Total Energy at
the beginning of = the end of an
an event
event
Form of energies my change
Dr. Joseph W. Howard
©Spring 2008
Conservation of Energy
Consider a 20-kg ball rolling down a hill that is 5 m
high. How fast will the ball be moving when it
reaches the bottom of the hill?
KE  PE  KE
 PE
top
What energy here?
top
bottom
bottom
m

PEtop  (20kg )  9.8 2  (5m)  980 Joules
 s 
980 Joules  KEbottom
5m
The PE energy at the top
becomes the
KE energy at the bottom
1
980 Joules  (20kg )v 2
2
m
v  9. 9
s
What energy here?
Dr. Joseph W. Howard
©Spring 2008
Conceptual Pitfall
A young boy skates down each of the frictionless playground
ramps illustrated below. Which ramp will give the
skateboarding boy the fastest speed at the bottom of the
ramp?
h
A
D
C
B
Ramp A
Ramp B
Ramp C
Ramp D
Any Ramp, all ramps will produce the same speed
at the bottom.
Dr. Joseph W. Howard
©Spring 2008
Law of Conservation of
Energy
Total Energy at
Total Energy at
the beginning of = the end of an
an event
event
Form of energies my change
Dr. Joseph W. Howard
©Spring 2008
Conservation of Energy
A 5 kg bowling ball falls from rest a distance of 78.4 m.
How fast is the ball falling at that point?
What energy here?
KEtop  PEtop  KE bottom  KE bottom
1
mgh  mv 2
2
m
1
(5kg )(9.8 2 )(178.4m)  (5kg ) v 2
s
2
78.4m
3841.6 J  (2.5kg ) v 2
What energy here?
m2
v  1536.6 2
s
2
v  39.2
Dr. Joseph W. Howard
©Spring 2008
m
s
Conservation of Energy
Consider dropping a ball from a height of 15 m in a
vacuum. What is the velocity of the ball the instant it
strikes the ground?
What energy here?
15m
The PE energy at the top
becomes the
KE energy at the bottom
What energy here?
KEtop  PEtop  KE bottom  PE bottom
1
mgh  mv 2
2
m
1
m (9.8 2 )(15m)  m v 2
s
2
1 2
m
v  (9.8 2 )(15m)
2
s
v 2  2  (9.8
v  17.1
Dr. Joseph W. Howard
©Spring 2008
m
)(15m)
2
s
m
s
Conservation of Energy
A 5kg ball is rolling along a sidewalk with a
constant velocity of 3 m/s. Suddenly, the ball
encounters a 0.5 m dip in the sidewalk and then
continues rolling along a flat section of the
sidewalk.
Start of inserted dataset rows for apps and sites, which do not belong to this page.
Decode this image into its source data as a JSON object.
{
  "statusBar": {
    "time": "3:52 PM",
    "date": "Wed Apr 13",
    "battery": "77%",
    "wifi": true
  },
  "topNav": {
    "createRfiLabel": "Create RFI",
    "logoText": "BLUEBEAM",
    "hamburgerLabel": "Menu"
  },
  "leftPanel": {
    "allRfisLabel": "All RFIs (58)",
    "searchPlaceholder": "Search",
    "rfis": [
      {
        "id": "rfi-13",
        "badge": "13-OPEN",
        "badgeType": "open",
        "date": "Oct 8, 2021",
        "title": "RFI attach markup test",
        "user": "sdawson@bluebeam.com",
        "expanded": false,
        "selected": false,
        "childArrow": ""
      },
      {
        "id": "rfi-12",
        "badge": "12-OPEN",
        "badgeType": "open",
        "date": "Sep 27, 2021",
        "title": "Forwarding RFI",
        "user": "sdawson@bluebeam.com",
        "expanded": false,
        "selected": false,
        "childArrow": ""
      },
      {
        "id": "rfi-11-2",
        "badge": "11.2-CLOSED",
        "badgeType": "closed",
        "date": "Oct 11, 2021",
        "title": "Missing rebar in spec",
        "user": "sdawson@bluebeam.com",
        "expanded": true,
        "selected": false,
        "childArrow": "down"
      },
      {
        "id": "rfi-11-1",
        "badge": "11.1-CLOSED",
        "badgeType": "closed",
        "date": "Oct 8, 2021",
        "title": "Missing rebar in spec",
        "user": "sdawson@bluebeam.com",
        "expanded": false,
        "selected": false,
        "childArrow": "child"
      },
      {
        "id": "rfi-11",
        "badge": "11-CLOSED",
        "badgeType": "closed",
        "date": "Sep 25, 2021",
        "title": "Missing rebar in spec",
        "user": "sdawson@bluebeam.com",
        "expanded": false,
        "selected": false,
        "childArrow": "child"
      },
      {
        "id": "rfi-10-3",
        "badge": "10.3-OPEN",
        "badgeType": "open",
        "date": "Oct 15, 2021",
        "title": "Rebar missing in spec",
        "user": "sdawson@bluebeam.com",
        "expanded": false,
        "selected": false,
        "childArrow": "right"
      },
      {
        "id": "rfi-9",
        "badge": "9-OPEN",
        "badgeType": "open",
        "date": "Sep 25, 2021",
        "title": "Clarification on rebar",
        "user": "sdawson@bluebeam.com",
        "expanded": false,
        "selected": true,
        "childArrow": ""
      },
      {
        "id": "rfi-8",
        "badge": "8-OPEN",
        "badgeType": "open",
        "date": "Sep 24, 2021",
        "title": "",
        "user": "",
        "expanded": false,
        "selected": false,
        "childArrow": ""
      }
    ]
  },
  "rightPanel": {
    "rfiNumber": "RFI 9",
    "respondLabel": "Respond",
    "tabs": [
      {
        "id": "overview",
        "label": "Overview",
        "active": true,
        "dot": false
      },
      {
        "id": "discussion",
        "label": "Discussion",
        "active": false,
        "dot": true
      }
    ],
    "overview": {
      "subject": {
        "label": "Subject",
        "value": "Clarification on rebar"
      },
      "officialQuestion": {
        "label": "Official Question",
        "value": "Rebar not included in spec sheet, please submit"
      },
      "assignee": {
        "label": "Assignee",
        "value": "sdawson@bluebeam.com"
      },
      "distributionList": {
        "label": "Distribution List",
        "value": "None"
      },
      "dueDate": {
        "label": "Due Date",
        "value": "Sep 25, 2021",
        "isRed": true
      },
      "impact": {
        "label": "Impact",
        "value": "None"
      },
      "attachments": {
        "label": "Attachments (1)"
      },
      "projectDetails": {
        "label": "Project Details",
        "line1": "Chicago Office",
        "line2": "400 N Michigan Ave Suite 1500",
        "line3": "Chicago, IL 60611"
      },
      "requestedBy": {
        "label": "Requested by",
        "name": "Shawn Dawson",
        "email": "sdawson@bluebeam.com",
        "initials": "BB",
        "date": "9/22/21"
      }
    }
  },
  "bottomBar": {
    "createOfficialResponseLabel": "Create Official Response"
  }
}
What will the velocity be for the ball
after it encounters the dip?
What energy here?
What energy here?
Dr. Joseph W. Howard
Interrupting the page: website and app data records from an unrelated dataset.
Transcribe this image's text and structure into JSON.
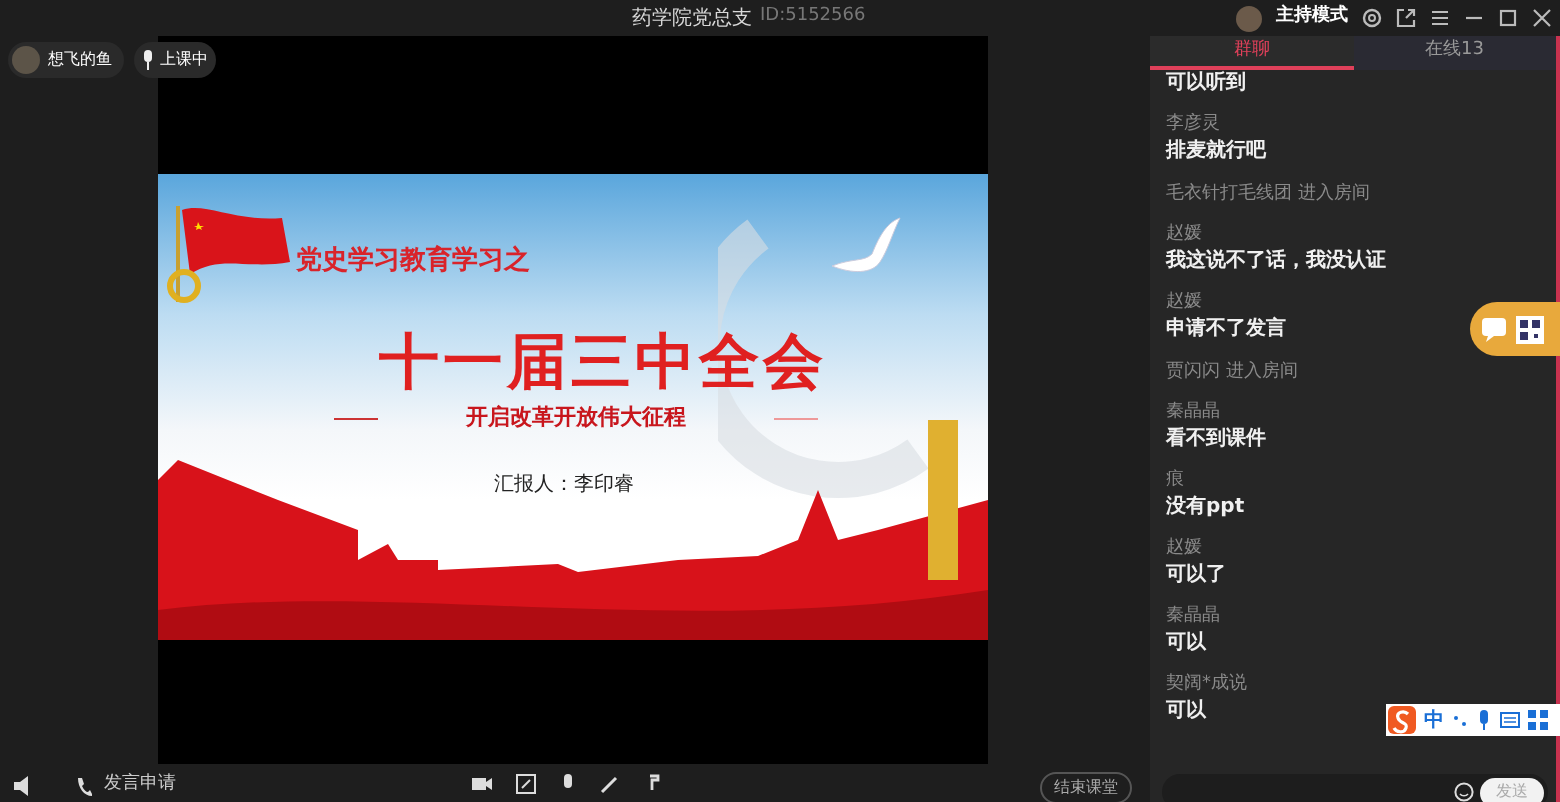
{
  "window": {
    "title": "药学院党总支",
    "id": "ID:5152566",
    "mode": "主持模式"
  },
  "presenter": {
    "name": "想飞的鱼"
  },
  "status": {
    "label": "上课中"
  },
  "slide": {
    "subtitle": "党史学习教育学习之",
    "title": "十一届三中全会",
    "tagline": "开启改革开放伟大征程",
    "reporter": "汇报人：李印睿"
  },
  "bottom_bar": {
    "request": "发言申请",
    "end_button": "结束课堂"
  },
  "chat": {
    "tabs": [
      {
        "label": "群聊",
        "selected": true
      },
      {
        "label": "在线13",
        "selected": false
      }
    ],
    "messages": [
      {
        "kind": "message",
        "text": "可以听到"
      },
      {
        "kind": "message",
        "sender": "李彦灵",
        "text": "排麦就行吧"
      },
      {
        "kind": "system",
        "text": "毛衣针打毛线团 进入房间"
      },
      {
        "kind": "message",
        "sender": "赵媛",
        "text": "我这说不了话，我没认证"
      },
      {
        "kind": "message",
        "sender": "赵媛",
        "text": "申请不了发言"
      },
      {
        "kind": "system",
        "text": "贾闪闪 进入房间"
      },
      {
        "kind": "message",
        "sender": "秦晶晶",
        "text": "看不到课件"
      },
      {
        "kind": "message",
        "sender": "痕",
        "text": "没有ppt"
      },
      {
        "kind": "message",
        "sender": "赵媛",
        "text": "可以了"
      },
      {
        "kind": "message",
        "sender": "秦晶晶",
        "text": "可以"
      },
      {
        "kind": "message",
        "sender": "契阔*成说",
        "text": "可以"
      }
    ],
    "send_button": "发送"
  },
  "ime_bar": {
    "label": "中"
  }
}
©Spring 2008
Conceptual Pitfall
Tracks A and B are of equal length and have hills of
the same curvature except A curves up and B curves
down.
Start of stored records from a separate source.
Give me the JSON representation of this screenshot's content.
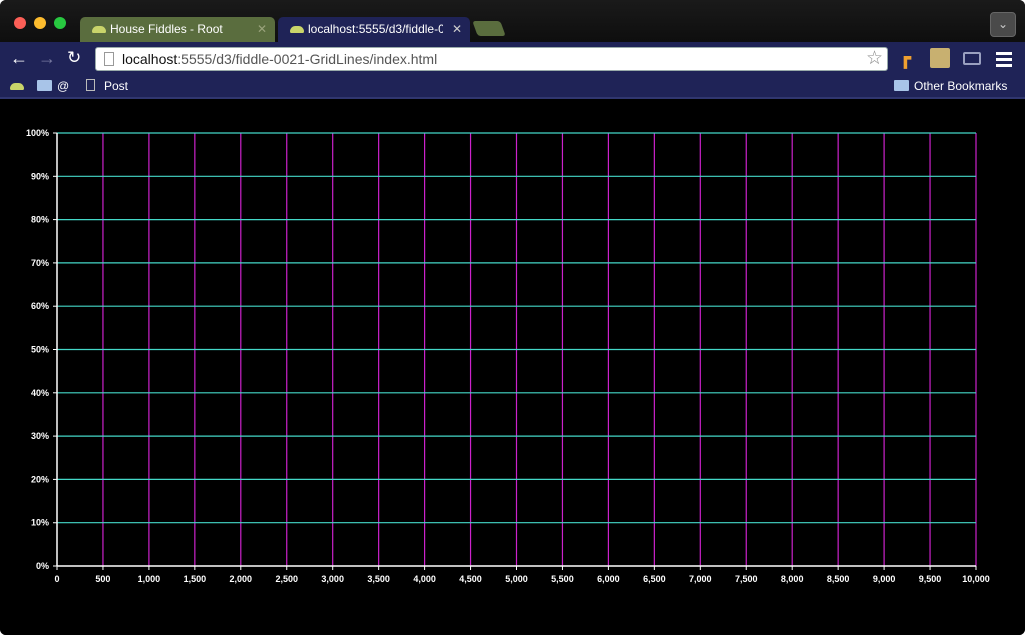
{
  "window": {
    "tabs": [
      {
        "title": "House Fiddles - Root",
        "active": false
      },
      {
        "title": "localhost:5555/d3/fiddle-0021-GridLines/index.html",
        "active": true
      }
    ]
  },
  "toolbar": {
    "back_icon": "arrow-left-icon",
    "forward_icon": "arrow-right-icon",
    "reload_icon": "reload-icon",
    "url_host": "localhost",
    "url_path": ":5555/d3/fiddle-0021-GridLines/index.html",
    "bookmark_star_icon": "star-icon",
    "menu_icon": "hamburger-menu-icon"
  },
  "bookmarks": {
    "items": [
      {
        "label": "",
        "icon": "favicon"
      },
      {
        "label": "@",
        "icon": "folder-icon"
      },
      {
        "label": "Post",
        "icon": "page-icon"
      }
    ],
    "other_label": "Other Bookmarks"
  },
  "colors": {
    "vertical_grid": "#cc22cc",
    "horizontal_grid": "#44d8c8",
    "axis": "#ffffff",
    "background": "#000000",
    "toolbar": "#1f2357"
  },
  "chart_data": {
    "type": "line",
    "title": "",
    "xlabel": "",
    "ylabel": "",
    "xlim": [
      0,
      10000
    ],
    "ylim": [
      0,
      1
    ],
    "grid": true,
    "x_ticks": [
      0,
      500,
      1000,
      1500,
      2000,
      2500,
      3000,
      3500,
      4000,
      4500,
      5000,
      5500,
      6000,
      6500,
      7000,
      7500,
      8000,
      8500,
      9000,
      9500,
      10000
    ],
    "x_tick_labels": [
      "0",
      "500",
      "1,000",
      "1,500",
      "2,000",
      "2,500",
      "3,000",
      "3,500",
      "4,000",
      "4,500",
      "5,000",
      "5,500",
      "6,000",
      "6,500",
      "7,000",
      "7,500",
      "8,000",
      "8,500",
      "9,000",
      "9,500",
      "10,000"
    ],
    "y_ticks": [
      0,
      0.1,
      0.2,
      0.3,
      0.4,
      0.5,
      0.6,
      0.7,
      0.8,
      0.9,
      1.0
    ],
    "y_tick_labels": [
      "0%",
      "10%",
      "20%",
      "30%",
      "40%",
      "50%",
      "60%",
      "70%",
      "80%",
      "90%",
      "100%"
    ],
    "series": []
  }
}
If two identical balls are rolled
simultaneously with the same initial velocity,
which will reach the end of its track first?
A
B
a. A
b. B
c. same
Dr. Joseph W. Howard
©Spring 2008
Energy & Motion
A 10kg dog runs from a speed of 4 m/s up to a
speed of 10 m/s in 3 seconds. What is the dog’s
acceleration? How far does he run in those 3
seconds?
How much did the dog’s kinetic energy change?
How much work did the dog accomplish?
Dr. Joseph W. Howard
©Spring 2008
Two pumpkins of equal size and mass are dropped
off the roof of the Henson Science Hall. One lands
on the sidewalk and the other lands on the grass.
Which one of the following statements is true of
the force and impulse on the pumpkins as their fall
was stopped?
•
Both of the pumpkins experienced the same force and the same
impulse.
•
Both of the pumpkins experienced the same impulse, but the
pumpkin that hit the sidewalk experienced a greater force.
•
Both of the pumpkins experienced the same force, but the
pumpkin that hit the grass experienced a smaller impulse.
•
The pumpkin that hit the sidewalk experienced a greater force and
a greater impulse than the pumpkin that hit the grass.
•
The relationship between the impulses and forces on the pumpkins
can not be determined without knowing the height of the building.
Dr. Joseph W. Howard
©Spring 2008
Two water slides sit side by side at the water amusement park and these
both sit near a high dive tower, as shown below. Your annoying little
brother wants to do the ride that promises the fastest attainable speed
at the bottom. What recommendation can you make to your brother
about which ride should he should choose? Assume that there is no
friction on the slides and that air resistance is negligible.
Water slide A
High dive
Water slide B
Water slide B
Water slide B or the High Dive
High Dive
Water slide A
Any of the rides